Here’s a digest of my FB posts about his progress so far.
9 September: He smelt so bad I had to wash him, but it didn’t really help as his fur is so matted in places, the water couldn’t penetrate.

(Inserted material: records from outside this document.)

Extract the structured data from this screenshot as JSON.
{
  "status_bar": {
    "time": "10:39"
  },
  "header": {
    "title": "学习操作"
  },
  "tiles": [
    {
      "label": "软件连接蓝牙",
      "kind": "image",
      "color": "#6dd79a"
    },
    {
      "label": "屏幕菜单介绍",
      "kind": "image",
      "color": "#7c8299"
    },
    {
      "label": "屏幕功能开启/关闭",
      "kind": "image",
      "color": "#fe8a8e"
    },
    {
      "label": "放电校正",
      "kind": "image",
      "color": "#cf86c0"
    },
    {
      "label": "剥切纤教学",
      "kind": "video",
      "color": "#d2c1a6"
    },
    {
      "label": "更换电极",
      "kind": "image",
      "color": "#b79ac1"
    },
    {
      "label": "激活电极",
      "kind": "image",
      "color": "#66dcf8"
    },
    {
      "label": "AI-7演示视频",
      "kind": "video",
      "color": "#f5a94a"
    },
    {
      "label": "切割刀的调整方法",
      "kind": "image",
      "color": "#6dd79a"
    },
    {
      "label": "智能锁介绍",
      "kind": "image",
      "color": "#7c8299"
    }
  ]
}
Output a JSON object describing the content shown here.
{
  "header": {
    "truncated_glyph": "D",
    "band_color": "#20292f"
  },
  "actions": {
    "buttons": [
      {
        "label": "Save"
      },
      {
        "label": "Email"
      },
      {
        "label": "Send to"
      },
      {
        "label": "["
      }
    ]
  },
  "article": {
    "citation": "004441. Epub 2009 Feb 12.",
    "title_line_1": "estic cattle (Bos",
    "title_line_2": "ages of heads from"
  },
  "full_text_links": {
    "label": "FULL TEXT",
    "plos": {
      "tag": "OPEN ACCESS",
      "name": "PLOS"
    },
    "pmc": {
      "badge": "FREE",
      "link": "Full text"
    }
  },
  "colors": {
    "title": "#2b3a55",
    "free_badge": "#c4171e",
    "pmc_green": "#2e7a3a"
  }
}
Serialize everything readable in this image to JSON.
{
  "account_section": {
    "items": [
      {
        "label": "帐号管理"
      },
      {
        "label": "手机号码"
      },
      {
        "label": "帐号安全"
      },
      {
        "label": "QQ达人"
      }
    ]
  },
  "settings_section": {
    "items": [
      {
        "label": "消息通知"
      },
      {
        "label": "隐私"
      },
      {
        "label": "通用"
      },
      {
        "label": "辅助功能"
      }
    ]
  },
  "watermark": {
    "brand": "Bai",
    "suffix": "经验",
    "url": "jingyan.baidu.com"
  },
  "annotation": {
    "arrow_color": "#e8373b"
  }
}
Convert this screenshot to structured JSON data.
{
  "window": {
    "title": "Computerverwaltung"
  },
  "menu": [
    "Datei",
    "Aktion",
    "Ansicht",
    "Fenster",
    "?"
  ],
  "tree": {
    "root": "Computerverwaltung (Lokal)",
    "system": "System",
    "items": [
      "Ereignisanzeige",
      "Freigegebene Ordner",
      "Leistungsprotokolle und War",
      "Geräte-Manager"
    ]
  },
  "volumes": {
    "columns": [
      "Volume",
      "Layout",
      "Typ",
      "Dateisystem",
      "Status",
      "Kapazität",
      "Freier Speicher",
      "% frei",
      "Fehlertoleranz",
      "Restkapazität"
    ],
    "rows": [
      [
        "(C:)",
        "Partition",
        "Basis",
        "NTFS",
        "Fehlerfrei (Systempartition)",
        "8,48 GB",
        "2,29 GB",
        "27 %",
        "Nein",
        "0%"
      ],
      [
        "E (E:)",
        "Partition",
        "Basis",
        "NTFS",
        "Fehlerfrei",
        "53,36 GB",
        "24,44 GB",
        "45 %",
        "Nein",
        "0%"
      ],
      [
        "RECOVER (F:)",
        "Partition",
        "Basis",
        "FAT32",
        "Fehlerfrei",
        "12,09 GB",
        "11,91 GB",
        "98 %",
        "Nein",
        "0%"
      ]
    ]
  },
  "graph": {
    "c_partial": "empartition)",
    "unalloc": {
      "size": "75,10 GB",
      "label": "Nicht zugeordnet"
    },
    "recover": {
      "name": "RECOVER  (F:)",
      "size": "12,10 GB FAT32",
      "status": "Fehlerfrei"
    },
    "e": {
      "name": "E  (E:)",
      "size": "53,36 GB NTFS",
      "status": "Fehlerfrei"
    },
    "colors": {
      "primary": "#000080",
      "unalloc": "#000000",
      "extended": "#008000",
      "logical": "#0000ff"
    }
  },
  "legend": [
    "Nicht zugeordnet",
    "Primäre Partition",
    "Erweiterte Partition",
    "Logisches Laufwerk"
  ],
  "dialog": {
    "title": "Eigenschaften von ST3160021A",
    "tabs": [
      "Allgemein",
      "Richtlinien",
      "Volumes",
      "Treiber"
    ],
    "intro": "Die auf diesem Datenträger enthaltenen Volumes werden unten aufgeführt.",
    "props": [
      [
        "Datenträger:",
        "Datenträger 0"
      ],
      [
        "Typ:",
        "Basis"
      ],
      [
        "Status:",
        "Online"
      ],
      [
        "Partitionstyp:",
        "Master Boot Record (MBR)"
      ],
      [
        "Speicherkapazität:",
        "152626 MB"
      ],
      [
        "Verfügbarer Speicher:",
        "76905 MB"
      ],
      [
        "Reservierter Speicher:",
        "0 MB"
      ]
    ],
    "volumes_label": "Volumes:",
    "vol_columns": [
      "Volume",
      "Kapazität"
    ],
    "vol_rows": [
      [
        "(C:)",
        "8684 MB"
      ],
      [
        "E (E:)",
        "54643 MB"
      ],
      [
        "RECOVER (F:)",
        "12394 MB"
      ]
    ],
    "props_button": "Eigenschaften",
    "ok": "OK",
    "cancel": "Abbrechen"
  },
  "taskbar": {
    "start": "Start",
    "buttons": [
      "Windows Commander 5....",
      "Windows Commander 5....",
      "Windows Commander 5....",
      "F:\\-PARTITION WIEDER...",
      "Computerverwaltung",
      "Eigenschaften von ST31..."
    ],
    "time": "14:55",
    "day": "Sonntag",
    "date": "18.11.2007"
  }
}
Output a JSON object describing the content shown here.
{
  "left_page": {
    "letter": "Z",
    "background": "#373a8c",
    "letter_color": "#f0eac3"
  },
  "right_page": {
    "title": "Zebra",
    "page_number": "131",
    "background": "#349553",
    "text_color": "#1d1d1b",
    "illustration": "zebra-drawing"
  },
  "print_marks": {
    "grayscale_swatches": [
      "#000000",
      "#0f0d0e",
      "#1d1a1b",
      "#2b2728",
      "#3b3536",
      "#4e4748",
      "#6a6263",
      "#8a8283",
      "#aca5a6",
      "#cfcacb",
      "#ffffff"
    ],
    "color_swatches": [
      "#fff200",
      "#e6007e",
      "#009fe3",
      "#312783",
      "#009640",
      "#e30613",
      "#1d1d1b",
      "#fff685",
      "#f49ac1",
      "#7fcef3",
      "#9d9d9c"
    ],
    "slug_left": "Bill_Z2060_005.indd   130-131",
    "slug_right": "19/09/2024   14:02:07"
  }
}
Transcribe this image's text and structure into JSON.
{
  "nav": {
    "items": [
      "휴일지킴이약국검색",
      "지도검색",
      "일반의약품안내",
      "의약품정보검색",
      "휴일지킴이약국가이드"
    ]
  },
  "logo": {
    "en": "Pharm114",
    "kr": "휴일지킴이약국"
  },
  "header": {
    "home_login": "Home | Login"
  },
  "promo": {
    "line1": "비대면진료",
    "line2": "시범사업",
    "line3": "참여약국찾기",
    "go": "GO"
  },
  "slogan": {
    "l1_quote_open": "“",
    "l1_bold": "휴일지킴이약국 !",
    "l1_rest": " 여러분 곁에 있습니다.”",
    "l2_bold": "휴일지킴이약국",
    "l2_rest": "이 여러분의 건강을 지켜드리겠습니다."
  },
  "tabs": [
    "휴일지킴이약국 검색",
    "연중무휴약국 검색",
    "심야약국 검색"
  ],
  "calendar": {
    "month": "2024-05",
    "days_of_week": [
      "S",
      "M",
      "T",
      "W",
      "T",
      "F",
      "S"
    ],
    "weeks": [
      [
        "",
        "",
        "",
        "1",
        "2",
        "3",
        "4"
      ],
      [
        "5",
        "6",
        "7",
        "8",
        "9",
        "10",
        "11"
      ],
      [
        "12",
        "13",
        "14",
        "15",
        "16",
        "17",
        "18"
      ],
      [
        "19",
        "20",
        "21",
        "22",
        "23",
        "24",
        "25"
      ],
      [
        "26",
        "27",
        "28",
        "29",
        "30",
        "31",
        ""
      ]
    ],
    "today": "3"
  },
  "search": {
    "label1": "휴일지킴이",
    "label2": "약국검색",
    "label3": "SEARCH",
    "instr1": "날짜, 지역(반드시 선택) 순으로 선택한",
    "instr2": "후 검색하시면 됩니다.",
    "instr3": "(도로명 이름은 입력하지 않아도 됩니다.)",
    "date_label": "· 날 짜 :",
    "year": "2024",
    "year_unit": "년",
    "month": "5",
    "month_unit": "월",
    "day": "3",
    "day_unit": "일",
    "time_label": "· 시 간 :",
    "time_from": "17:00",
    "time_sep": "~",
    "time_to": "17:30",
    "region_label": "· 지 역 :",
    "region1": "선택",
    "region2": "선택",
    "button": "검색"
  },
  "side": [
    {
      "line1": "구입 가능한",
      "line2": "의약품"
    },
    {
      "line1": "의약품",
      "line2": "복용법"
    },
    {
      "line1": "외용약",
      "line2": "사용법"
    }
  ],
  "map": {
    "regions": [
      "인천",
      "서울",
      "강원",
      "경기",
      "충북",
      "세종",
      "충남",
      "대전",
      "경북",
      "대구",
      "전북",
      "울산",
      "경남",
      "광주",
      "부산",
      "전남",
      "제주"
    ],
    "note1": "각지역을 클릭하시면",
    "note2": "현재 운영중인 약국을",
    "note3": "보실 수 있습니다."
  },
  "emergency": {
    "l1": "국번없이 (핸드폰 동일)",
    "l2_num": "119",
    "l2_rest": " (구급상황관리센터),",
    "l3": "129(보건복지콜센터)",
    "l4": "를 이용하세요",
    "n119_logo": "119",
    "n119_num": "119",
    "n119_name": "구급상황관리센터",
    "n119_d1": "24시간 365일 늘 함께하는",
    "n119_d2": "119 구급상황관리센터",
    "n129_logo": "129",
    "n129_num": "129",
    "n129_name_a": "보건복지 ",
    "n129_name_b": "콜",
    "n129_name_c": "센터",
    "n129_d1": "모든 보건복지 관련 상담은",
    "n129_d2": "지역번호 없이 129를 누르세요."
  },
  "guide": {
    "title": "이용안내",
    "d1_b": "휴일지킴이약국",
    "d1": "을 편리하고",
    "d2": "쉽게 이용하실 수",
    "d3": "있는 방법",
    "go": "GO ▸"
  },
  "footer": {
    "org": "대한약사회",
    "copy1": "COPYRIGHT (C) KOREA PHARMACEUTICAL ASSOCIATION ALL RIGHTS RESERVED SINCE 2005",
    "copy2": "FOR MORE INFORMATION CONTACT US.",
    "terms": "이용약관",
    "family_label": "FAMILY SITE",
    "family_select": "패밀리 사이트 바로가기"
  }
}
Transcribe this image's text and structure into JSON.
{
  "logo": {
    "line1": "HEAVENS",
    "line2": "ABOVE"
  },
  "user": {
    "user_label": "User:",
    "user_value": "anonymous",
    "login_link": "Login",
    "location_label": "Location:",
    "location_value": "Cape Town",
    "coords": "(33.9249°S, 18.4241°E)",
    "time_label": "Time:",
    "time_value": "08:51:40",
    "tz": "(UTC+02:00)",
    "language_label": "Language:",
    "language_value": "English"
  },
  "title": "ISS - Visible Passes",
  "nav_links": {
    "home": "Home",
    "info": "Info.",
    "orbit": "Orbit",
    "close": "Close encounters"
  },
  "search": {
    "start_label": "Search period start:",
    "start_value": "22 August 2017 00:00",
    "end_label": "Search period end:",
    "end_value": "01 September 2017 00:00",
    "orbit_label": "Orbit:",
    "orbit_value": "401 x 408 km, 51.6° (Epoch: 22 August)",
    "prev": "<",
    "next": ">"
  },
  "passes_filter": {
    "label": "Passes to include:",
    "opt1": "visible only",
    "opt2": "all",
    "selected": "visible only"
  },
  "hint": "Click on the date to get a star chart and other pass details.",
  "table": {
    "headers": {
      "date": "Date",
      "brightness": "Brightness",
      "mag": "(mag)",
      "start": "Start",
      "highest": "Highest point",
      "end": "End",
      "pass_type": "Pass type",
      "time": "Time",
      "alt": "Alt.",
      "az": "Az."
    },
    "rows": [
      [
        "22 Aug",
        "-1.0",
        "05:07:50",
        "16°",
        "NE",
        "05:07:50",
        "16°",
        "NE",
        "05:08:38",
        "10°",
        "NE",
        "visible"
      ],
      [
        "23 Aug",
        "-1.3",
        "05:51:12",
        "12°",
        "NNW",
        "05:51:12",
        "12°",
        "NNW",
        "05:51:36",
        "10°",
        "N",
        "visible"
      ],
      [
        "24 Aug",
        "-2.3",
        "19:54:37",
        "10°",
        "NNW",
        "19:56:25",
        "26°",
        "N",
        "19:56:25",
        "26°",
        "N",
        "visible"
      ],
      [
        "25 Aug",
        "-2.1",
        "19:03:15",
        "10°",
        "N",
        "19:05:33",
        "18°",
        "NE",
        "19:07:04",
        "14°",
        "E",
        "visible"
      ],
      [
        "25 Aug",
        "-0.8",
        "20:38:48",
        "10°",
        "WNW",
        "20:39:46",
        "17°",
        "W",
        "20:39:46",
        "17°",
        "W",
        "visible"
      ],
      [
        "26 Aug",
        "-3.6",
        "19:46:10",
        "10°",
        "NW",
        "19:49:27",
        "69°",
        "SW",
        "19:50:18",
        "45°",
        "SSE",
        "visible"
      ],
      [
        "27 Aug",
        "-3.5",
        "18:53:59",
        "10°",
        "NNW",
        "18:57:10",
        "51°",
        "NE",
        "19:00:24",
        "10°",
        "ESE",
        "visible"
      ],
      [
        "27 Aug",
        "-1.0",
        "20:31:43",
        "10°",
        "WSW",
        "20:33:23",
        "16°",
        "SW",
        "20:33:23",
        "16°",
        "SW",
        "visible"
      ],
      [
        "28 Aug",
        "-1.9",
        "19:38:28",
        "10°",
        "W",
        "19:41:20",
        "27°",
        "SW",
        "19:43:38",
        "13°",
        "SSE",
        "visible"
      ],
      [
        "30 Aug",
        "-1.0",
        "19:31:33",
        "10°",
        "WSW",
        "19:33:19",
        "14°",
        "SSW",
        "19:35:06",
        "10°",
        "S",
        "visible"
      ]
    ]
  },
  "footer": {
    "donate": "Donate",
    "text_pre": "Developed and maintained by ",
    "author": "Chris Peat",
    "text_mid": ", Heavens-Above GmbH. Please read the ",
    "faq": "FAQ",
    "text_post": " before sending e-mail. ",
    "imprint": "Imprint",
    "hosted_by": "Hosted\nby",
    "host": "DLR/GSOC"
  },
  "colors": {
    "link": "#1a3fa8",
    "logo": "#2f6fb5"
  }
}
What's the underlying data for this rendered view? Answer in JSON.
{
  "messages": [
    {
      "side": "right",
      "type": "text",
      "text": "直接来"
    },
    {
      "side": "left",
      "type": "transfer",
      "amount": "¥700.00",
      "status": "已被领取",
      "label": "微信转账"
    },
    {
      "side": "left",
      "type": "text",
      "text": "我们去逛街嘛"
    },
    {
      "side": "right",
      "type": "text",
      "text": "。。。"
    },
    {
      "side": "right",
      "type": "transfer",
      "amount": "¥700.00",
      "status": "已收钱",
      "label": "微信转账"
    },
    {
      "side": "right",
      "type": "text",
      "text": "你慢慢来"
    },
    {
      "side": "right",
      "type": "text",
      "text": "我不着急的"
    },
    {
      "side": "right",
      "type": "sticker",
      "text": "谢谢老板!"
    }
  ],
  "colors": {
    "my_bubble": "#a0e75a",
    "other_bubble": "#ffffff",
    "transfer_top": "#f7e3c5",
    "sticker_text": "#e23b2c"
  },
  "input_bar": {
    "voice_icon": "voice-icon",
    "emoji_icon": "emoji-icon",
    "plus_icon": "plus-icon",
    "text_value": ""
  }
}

2 October: Happily, he continues to make progress. He’s no longer scared of his own shadow (though he’s less brave when it comes to the shower) and greets me every morning with a wag of his little stumpy tail and tries to jump up to say hello. And his incontinence problem seems to have cleared up completely, with no drugs or nappies required. However, we’re not making much progress with house training. I take him out for a walk every day before I go to work and before I tuck him up for the night. Sometimes he relieves himself, but not always. He’s on his own for between three and seven hours, depending on the day, and about eight overnight. I leave him on the balcony — it’s about 4′ (1.2m) by 20′ (6m), fully glazed and has its own heater and he has his bed there — it’s a lovely bedroom for a dog. Sometimes I come home or wake up to a pristine balcony and a little dog anxious to go outside to relieve himself; other times I’m faced with a ‘dirty protest’. There seems to be no correlation between how long he’s been alone, whether or not the walk was successful, and what I find when I get home/wake up. During the day, when I’m in, I leave the door open so he can go out into the garden when he wants. In my bit of Spain, the weather is still nice enough for that, but I have to say I’m worried about what will happen when it gets colder and I need to keep the door closed (we have very cold winters here — sometimes the temperature drops to -15C).
13 October: I chopped up an old duvet so Alfie could have somewhere comfy to lie (other than his basket). Here he is next to my table.